(Interface dataset entries)
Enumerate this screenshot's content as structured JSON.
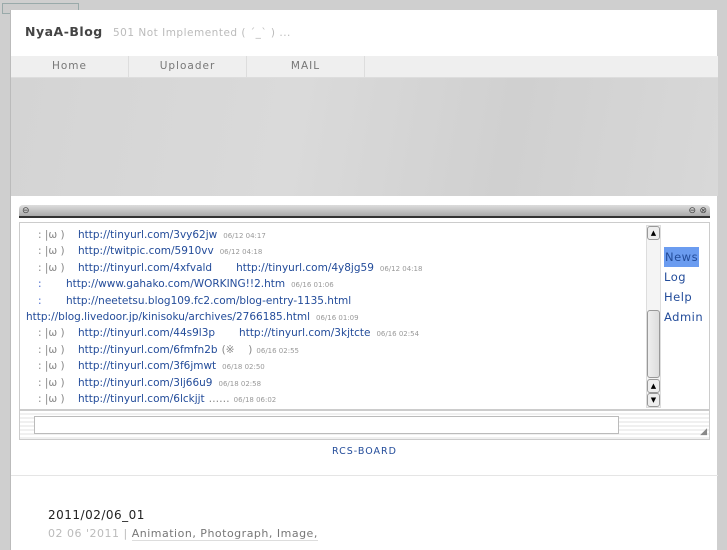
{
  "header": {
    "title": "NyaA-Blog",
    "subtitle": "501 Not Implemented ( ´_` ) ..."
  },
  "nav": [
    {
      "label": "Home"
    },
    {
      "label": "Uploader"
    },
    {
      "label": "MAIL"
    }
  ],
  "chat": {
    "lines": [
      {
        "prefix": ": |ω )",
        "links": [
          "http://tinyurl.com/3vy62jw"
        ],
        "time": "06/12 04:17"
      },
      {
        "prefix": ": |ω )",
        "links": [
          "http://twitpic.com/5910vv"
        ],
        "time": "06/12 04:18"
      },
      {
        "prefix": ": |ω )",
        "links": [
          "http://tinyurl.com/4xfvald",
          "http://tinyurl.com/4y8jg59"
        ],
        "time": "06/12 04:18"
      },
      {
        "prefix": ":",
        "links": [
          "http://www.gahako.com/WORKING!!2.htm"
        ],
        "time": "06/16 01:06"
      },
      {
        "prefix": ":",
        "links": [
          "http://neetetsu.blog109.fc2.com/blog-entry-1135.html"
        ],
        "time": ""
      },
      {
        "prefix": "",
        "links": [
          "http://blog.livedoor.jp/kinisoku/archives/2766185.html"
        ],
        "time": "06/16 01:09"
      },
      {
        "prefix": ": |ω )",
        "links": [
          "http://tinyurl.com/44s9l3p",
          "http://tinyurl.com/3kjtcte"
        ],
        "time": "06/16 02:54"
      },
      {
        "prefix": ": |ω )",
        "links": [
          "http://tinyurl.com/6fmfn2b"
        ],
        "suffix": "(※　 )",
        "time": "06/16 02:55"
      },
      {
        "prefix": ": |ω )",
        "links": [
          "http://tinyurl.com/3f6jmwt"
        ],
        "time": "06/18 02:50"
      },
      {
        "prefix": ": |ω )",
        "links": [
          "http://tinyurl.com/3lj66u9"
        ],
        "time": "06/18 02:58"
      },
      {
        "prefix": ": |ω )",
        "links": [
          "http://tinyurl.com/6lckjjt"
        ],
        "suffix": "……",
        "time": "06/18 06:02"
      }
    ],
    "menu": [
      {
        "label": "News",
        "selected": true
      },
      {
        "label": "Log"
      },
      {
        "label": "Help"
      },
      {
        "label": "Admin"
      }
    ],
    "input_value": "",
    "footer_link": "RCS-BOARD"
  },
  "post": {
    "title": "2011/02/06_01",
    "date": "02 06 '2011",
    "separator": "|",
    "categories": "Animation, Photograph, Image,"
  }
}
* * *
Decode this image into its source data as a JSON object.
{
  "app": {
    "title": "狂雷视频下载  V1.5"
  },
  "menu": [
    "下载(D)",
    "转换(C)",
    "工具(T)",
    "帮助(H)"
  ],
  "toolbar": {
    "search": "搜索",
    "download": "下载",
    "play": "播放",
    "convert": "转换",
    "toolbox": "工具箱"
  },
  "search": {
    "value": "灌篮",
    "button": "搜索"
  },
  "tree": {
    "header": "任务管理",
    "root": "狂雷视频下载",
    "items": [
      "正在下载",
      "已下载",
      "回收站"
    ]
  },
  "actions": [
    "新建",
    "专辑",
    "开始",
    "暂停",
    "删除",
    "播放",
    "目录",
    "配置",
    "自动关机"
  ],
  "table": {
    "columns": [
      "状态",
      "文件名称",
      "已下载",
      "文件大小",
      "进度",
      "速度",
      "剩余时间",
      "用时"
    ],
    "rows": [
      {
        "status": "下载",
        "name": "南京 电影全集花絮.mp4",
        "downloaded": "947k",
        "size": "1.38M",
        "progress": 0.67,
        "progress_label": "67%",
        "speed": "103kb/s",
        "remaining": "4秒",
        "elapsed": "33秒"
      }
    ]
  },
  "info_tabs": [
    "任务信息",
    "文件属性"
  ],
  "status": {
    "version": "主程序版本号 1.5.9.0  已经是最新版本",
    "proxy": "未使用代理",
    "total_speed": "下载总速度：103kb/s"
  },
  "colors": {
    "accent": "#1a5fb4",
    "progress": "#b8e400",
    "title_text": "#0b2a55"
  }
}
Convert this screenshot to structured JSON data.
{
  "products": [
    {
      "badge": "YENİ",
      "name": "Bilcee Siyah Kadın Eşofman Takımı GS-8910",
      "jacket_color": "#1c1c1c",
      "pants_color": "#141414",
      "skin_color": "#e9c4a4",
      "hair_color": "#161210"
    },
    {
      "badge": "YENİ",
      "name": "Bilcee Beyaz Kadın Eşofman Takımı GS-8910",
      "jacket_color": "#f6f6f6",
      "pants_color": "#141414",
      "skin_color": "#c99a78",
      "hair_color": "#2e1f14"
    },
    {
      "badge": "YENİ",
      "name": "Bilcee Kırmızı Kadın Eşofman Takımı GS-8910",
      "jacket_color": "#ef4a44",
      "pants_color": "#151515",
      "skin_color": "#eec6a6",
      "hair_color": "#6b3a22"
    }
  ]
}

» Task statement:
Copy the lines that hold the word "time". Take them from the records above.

» Result of this task:
        "time": "06/12 04:17"
        "time": "06/12 04:18"
        "time": "06/12 04:18"
        "time": "06/16 01:06"
        "time": ""
        "time": "06/16 01:09"
        "time": "06/16 02:54"
        "time": "06/16 02:55"
        "time": "06/18 02:50"
        "time": "06/18 02:58"
        "time": "06/18 06:02"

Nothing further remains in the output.